> The task
Read through the data, and wherever a line holds the word "value", write that line out.

> Records shown
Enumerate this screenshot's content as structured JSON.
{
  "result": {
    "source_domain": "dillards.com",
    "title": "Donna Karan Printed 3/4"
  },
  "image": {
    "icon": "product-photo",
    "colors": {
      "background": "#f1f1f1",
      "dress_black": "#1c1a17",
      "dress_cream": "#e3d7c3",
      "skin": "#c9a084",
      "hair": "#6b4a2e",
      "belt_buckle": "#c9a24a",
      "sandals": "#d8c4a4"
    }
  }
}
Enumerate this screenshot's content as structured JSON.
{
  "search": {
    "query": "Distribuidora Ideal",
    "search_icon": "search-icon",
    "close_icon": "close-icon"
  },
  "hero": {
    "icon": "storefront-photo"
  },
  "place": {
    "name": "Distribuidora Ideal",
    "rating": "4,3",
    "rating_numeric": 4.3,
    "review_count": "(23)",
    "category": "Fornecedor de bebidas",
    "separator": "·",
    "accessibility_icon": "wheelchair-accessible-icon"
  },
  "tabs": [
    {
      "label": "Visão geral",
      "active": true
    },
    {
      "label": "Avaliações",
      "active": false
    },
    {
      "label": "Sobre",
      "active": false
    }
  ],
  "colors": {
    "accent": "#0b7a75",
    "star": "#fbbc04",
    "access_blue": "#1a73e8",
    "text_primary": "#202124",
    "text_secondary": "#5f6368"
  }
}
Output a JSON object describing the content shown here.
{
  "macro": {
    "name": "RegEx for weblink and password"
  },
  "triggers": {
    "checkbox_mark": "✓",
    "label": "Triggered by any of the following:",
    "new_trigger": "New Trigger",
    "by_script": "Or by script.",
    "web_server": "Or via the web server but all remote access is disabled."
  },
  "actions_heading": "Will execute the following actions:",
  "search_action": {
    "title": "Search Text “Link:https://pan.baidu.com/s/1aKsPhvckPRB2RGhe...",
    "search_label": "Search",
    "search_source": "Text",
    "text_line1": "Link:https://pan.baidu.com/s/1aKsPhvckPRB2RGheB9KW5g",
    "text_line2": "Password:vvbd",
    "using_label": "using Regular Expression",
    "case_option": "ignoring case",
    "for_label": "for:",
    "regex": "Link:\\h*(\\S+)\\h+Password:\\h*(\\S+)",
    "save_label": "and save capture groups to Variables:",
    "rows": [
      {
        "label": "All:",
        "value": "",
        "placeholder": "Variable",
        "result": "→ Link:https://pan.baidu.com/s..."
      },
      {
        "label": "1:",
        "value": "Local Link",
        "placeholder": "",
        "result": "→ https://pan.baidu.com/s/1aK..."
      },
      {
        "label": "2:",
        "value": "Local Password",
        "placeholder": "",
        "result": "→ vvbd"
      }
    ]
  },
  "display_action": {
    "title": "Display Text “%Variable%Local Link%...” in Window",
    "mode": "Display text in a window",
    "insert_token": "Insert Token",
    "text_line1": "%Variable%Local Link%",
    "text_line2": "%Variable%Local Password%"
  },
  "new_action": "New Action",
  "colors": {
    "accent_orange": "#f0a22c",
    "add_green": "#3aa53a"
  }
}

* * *

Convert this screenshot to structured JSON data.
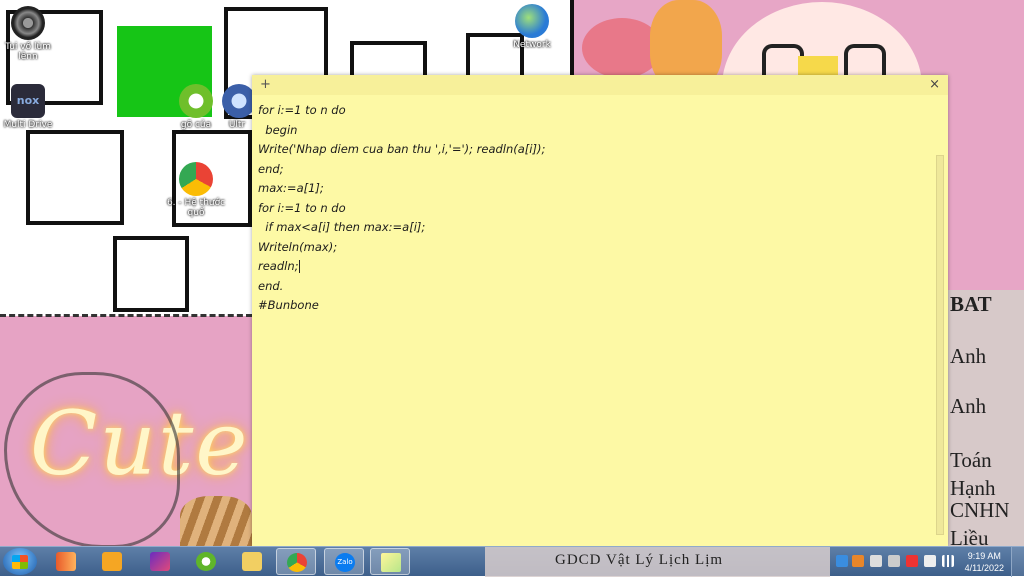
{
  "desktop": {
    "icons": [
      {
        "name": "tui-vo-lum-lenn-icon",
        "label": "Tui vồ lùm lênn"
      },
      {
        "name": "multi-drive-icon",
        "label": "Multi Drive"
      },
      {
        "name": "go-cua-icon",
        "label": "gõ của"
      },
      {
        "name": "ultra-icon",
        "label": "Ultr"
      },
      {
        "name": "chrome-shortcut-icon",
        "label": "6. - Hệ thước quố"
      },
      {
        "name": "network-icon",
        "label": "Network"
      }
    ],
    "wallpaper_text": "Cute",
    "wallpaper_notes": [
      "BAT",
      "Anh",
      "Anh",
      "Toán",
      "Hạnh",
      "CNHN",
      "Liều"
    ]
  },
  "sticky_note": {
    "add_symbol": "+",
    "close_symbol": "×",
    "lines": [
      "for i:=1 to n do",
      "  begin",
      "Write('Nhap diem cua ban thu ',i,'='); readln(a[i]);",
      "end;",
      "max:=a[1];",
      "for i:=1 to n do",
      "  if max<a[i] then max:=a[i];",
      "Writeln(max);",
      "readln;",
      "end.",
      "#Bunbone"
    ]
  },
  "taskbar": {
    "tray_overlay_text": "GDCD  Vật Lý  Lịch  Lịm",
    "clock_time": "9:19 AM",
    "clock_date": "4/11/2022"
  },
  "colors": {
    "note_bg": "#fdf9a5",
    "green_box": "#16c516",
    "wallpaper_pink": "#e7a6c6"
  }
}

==

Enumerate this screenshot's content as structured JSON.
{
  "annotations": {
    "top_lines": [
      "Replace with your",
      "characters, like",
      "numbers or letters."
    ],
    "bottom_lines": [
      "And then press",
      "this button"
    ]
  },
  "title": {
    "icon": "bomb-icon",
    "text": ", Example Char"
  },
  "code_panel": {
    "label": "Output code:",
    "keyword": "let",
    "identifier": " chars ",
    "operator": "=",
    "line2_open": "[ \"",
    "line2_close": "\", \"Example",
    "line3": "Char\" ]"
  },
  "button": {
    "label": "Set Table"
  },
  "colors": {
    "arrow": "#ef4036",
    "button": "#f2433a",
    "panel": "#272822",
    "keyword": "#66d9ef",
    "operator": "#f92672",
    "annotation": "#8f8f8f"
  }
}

> Task solution
        "value": "",
        "value": "Local Link",
        "value": "Local Password",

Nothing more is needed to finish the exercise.